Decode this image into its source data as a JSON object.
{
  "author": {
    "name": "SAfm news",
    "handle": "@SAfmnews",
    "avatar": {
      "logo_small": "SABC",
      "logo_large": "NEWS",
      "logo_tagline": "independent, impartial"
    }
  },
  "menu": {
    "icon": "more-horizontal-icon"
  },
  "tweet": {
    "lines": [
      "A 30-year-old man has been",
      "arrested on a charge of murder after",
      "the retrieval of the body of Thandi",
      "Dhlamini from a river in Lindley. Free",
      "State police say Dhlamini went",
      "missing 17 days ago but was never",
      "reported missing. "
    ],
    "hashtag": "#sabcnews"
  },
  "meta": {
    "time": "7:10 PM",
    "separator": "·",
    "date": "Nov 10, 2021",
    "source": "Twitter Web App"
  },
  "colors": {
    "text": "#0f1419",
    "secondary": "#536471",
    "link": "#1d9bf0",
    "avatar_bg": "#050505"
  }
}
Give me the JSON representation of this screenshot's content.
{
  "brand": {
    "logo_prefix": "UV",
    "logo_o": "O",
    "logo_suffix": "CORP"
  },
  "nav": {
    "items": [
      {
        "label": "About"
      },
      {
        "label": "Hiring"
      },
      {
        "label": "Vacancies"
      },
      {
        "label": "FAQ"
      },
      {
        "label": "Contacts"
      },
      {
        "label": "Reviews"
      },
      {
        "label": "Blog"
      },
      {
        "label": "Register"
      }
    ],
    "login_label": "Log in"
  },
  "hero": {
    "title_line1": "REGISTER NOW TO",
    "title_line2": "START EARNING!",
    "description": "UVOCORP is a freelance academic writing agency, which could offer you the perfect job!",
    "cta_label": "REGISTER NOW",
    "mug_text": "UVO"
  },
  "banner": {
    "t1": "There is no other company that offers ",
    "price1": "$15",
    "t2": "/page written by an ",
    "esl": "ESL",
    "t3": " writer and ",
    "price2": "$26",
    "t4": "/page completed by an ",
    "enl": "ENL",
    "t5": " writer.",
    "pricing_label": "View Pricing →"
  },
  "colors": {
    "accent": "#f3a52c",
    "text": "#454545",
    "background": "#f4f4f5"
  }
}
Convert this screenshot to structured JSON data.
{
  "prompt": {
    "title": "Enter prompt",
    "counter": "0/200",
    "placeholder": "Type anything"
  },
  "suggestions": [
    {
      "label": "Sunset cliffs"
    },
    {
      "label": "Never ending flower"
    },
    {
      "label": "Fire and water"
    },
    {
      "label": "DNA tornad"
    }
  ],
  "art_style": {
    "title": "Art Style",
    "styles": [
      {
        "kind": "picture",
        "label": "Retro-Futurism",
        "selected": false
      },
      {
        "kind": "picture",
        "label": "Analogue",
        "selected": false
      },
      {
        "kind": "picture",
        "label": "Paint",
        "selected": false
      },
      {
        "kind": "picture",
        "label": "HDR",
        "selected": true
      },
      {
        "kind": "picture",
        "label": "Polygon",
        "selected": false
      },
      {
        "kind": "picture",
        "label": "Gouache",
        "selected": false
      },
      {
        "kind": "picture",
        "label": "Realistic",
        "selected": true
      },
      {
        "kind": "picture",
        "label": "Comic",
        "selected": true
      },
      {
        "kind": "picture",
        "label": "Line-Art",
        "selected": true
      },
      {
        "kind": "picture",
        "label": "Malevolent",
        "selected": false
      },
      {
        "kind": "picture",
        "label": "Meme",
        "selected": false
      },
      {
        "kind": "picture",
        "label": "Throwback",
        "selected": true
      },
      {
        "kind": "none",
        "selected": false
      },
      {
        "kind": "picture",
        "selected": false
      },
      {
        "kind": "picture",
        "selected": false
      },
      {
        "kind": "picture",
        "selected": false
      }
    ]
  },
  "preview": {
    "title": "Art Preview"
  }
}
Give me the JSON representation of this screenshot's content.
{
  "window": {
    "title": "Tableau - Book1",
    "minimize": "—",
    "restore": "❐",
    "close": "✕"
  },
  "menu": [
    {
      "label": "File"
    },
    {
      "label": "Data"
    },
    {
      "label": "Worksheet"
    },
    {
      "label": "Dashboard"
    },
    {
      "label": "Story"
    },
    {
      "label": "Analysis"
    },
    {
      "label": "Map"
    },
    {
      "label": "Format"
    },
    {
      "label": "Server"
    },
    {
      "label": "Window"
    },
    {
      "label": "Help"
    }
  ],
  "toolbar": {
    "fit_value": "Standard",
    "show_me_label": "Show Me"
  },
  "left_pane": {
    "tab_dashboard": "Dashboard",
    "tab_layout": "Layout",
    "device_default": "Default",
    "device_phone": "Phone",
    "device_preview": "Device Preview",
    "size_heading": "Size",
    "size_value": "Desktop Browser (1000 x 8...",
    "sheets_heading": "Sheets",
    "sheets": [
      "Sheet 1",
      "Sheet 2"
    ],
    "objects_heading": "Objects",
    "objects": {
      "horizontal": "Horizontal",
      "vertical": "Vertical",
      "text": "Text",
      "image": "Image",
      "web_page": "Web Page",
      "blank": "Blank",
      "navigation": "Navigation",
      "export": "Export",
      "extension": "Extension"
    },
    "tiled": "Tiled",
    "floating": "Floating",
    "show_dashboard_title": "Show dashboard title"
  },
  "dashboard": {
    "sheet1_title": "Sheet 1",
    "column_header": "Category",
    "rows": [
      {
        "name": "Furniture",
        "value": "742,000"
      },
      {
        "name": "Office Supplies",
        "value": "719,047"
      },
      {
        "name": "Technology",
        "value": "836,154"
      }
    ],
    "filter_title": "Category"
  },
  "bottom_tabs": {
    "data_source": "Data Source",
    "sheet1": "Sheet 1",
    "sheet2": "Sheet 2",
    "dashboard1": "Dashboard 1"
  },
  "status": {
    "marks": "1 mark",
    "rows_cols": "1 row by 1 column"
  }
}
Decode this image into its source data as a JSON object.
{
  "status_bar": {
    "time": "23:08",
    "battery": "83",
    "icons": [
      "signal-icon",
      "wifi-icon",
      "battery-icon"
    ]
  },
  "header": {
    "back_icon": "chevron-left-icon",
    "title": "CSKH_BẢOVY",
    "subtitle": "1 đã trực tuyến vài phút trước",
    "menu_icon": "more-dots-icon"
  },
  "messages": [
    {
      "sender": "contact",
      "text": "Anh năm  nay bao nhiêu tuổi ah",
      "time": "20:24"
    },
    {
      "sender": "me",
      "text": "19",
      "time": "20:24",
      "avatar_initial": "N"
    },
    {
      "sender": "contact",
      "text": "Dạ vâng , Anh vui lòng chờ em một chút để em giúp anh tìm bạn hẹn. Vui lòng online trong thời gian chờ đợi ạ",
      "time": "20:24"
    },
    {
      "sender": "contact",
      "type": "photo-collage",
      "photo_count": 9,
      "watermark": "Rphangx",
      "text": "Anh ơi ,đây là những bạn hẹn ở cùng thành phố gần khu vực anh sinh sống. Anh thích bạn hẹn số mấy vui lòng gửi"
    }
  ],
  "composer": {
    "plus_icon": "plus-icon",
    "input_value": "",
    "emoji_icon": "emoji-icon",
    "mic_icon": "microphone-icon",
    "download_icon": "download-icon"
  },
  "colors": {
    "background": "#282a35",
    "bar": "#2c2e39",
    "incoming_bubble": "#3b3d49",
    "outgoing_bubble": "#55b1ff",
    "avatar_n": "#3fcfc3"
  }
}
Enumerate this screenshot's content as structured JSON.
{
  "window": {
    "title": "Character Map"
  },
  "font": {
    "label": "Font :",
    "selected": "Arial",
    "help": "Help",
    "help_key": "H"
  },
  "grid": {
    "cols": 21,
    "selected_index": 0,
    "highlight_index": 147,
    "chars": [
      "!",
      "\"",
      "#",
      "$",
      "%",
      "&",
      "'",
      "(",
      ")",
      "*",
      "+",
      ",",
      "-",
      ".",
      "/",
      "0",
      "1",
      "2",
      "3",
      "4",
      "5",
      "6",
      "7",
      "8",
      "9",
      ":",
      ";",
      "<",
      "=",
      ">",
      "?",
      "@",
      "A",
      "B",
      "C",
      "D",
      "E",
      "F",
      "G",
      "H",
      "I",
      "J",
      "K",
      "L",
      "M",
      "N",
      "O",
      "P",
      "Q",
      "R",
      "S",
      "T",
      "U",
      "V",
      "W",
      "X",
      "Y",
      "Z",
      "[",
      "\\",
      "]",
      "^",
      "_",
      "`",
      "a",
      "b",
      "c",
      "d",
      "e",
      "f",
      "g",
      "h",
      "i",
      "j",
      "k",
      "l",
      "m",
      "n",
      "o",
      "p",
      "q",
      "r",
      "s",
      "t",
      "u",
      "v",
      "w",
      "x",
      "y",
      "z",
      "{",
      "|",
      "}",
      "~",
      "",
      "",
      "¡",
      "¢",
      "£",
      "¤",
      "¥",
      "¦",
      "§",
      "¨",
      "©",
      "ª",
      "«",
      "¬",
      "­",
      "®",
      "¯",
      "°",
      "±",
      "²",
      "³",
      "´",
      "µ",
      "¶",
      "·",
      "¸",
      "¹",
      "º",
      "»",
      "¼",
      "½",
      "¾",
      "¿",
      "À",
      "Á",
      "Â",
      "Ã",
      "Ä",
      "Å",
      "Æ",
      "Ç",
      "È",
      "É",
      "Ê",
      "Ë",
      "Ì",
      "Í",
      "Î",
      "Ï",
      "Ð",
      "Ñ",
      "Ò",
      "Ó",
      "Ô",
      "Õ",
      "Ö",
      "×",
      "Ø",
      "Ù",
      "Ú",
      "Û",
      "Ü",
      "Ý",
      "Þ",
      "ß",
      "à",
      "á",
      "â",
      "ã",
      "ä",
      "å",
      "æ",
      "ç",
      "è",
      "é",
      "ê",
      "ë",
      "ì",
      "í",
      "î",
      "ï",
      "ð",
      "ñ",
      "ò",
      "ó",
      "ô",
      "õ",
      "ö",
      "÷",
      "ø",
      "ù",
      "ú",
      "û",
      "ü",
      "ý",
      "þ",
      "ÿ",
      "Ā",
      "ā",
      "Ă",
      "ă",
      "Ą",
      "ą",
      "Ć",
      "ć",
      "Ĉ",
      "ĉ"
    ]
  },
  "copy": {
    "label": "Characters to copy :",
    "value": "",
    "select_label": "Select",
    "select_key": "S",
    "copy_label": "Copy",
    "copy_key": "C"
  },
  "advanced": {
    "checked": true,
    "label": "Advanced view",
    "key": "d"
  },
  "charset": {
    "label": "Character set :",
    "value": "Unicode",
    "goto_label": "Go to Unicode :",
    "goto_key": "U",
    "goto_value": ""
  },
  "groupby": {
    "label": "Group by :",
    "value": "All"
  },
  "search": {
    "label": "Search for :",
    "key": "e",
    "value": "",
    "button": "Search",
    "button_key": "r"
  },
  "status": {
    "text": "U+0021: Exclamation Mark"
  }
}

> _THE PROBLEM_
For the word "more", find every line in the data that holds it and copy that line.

> _RESPONSE TO THIS TASK_
    "icon": "more-horizontal-icon"
    "menu_icon": "more-dots-icon"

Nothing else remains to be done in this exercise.